"The outage appears to be related to a procedure an APS employee was carrying out in the North Gila substation, which is located northeast of Yuma. Operating and protection protocols typically would have isolated the resulting outage to the Yuma area. The reason that did not occur in this case will be the focal point of the investigation into the event, which already is under way."

The Union-Tribune adds that:

"The power failure led to school and business closures, suspended water service in some areas, flight cancellations, blacked-out traffic lights, silent radio stations and trapped elevator passengers. Public schools throughout the county and several high-education institutions will be closed Friday."

Our original post — 'Massive' Power Outage In San Diego, Points East:

"A massive power outage struck Southern California at about 3:38 PM [local time], affecting millions of people in the region," our colleagues at KPBS report. "There are numerous reports of people stuck in elevators, the loss of traffic signals throughout the region and serious confusion."

San Diego Gas & Electric says "all 1.4 million of our customers are currently without power" and that "the outage seems to have originated in Arizona. This caused our line from AZ and from the north of our region to both trip off."

The San Diego Union-Tribune reports the outage "has spread across San Diego County and the West, from south of the Mexican border to Orange County and east to Arizona."

KPBS will be following the story.

Update at 9:40 p.m. ET. 2 Million Without Power:
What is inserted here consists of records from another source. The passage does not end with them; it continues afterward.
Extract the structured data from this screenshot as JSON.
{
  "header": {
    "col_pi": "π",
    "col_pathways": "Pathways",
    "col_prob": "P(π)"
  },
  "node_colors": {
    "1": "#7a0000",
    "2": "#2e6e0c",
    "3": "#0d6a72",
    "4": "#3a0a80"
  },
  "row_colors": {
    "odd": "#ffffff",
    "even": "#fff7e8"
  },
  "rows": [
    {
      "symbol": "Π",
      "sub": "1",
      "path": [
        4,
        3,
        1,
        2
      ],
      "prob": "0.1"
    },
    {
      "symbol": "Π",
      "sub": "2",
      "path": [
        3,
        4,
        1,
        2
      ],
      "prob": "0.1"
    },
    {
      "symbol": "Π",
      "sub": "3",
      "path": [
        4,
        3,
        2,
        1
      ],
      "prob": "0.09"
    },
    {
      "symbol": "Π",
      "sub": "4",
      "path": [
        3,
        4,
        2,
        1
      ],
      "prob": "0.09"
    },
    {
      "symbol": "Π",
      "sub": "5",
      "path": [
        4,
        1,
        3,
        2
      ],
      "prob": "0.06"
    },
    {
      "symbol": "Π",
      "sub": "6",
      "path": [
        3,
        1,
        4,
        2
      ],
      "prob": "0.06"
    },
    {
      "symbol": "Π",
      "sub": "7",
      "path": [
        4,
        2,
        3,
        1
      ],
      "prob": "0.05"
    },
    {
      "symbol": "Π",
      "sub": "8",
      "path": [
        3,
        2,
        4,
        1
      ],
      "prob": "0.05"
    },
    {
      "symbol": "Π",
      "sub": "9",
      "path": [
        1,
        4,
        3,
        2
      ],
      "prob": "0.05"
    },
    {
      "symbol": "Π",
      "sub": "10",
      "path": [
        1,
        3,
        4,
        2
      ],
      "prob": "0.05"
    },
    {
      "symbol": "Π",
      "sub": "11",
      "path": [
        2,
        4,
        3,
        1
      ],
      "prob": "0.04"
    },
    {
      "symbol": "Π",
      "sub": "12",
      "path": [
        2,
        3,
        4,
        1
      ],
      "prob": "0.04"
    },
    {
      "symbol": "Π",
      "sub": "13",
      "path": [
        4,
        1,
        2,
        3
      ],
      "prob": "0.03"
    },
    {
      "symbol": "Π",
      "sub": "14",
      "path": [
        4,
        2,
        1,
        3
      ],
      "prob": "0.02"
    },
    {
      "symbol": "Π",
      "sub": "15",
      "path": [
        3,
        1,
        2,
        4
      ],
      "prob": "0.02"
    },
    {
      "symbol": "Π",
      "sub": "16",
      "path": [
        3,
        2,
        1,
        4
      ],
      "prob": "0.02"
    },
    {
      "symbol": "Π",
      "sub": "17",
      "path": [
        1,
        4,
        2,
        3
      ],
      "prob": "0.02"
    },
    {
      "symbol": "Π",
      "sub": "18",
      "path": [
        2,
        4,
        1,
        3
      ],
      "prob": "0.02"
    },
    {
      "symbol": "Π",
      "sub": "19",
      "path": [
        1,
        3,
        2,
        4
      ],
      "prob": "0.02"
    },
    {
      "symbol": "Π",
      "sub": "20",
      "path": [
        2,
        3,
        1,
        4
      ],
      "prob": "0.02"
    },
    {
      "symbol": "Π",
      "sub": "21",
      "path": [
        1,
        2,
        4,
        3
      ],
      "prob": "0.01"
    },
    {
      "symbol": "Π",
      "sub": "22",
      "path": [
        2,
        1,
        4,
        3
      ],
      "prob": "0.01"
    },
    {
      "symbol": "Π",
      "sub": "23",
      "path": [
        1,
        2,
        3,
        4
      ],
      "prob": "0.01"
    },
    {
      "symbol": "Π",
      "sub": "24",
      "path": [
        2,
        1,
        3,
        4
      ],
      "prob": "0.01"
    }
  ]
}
It's now estimated that "more than 2 million customers "on both sides of the U.S.-Mexico border" are without power, The Associated Press says.

Update at 9:10 p.m. ET. On The Cause:

San Diego 6 News reports that Mike Niggli, president and chief operating officer for San Diego Gas & Electric, "confirms that the power outage was not the result of a terror attack."

And The San Diego Union-Tribune reports that Niggli:

"Said the massive, unprecedented outage was due to cascading events that began first when a transmission line in Arizona went out that then knocked the San Onofre nuclear power plant offline.

" 'Essentially we have two connections to the rest of the world — one to the north and one to the east — and both of those connections were severed,' he said. 'We actually don't know what happened to the line. All we know is the line went out.' "

Update at 8:45 p.m. ET: The power company just advised customers that "if you have a personal family emergency plan, please activate it now."

KPBS says "some customers may be out for days" and that "officials do not know the cause at this time, but do not believe it is related to terrorism."